Posting formdata

It's important to note the body data is added as form-data. Name, email and interests are all added as TEXT and File is added as FILE. In POSTMAN you can change the type if you hover over the key field. Also note interests are added as an array, we'll see how we read this later. If we look at the request by clicking the Code button in POSTMAN, we can see the requests content-type is multipart/form-data

Let's code

Start by creating a HttpTriggered Azure Function. When the function is created, we change the input to only accept POST and then we ensure that refactoring is easier supported by using nameof to name the function.

using System.Threading.Tasks;
using Microsoft.AspNetCore.Mvc;
using Microsoft.Azure.WebJobs;
using Microsoft.Azure.WebJobs.Extensions.Http;
using Microsoft.AspNetCore.Http;
using Microsoft.Extensions.Logging;
using Newtonsoft.Json;

namespace CreateProfile
{
    public static class CreateProfileFunctions
    {
        [FunctionName(nameof(CreateProfile))]
        public static async Task<IActionResult> CreateProfile(
            [HttpTrigger(AuthorizationLevel.Anonymous, "post", Route = "v1/profile")] HttpRequest req,
            ILogger log)
        {

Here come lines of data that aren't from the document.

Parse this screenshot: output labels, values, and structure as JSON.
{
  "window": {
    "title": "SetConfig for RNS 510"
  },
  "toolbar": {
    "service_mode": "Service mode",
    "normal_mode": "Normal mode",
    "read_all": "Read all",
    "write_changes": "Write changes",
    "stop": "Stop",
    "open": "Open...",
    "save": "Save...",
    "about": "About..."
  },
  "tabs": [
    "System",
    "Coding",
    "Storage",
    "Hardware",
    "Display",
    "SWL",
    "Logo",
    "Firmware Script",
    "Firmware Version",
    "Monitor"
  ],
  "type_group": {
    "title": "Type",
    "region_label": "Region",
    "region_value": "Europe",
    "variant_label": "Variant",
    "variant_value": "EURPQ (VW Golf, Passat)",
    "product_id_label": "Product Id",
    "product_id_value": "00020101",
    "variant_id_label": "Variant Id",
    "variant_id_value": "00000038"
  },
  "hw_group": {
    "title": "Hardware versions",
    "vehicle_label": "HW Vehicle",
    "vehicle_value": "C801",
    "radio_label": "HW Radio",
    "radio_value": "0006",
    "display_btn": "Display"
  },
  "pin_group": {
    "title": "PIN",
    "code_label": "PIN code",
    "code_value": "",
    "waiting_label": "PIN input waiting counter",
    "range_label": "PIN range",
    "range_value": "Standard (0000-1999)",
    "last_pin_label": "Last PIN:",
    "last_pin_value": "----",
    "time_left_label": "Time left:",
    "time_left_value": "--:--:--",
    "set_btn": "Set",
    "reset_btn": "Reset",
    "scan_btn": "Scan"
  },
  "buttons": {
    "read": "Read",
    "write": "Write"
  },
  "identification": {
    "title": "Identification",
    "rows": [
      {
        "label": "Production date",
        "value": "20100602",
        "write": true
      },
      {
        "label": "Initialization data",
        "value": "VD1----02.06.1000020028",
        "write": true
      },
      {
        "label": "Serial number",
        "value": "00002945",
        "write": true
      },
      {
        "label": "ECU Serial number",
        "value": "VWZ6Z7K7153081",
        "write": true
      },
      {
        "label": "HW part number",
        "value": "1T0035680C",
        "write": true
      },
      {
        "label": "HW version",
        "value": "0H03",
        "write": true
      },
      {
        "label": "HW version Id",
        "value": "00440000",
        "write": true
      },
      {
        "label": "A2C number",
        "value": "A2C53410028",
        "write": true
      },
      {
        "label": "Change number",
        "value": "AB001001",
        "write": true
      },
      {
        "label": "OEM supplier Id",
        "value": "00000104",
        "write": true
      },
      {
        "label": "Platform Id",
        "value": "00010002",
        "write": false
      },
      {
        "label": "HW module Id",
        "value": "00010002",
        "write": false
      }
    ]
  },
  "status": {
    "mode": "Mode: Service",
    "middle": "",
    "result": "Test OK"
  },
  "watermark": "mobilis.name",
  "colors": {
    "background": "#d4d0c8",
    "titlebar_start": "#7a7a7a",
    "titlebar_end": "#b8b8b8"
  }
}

            var formdata = await req.ReadFormAsync();

            string name = formdata["name"];
            string[] interests = JsonConvert.DeserializeObject<string[]>( formdata["interests"]);

            var image = req.Form.Files["file"];

            // do stuff with data.....

            return name != null
                ? (ActionResult)new OkObjectResult($"Thank you")
                : new BadRequestObjectResult("Sorry didn't get it all....");
        }
    }
}

So what's going on here? First I've change the route of the trigger to v1/profile, this will result in a final endpoint as http://localhost:7071/api/v1/profile if you're running local.

Next up is reading TEXT data from the request. This can be either async or sync, I used ReadFormAsync in this example. After reading the formdata, we can simply access it by its key(s), we defined in the request or by its index. In a real world scenario you should make some checking, which is also supported.  Reading a field can be done like this.

string name = formdata["name"];

The "interests" data can be read like this, using Newtonsoft.Json

string[] interests = JsonConvert.DeserializeObject<string[]>( formdata["interests"]);

Finally we need to read the image data. As the request is multipart, we got both the image and data in a single request. This means we can now access the image from the Form using its Files property.

var image = req.Form.Files["file"];

Once again I'm using the key name file from the request to access the image. Once the image is read we can see all its details.

Image file details

That's all there is to reading multipart data with an Azure Function.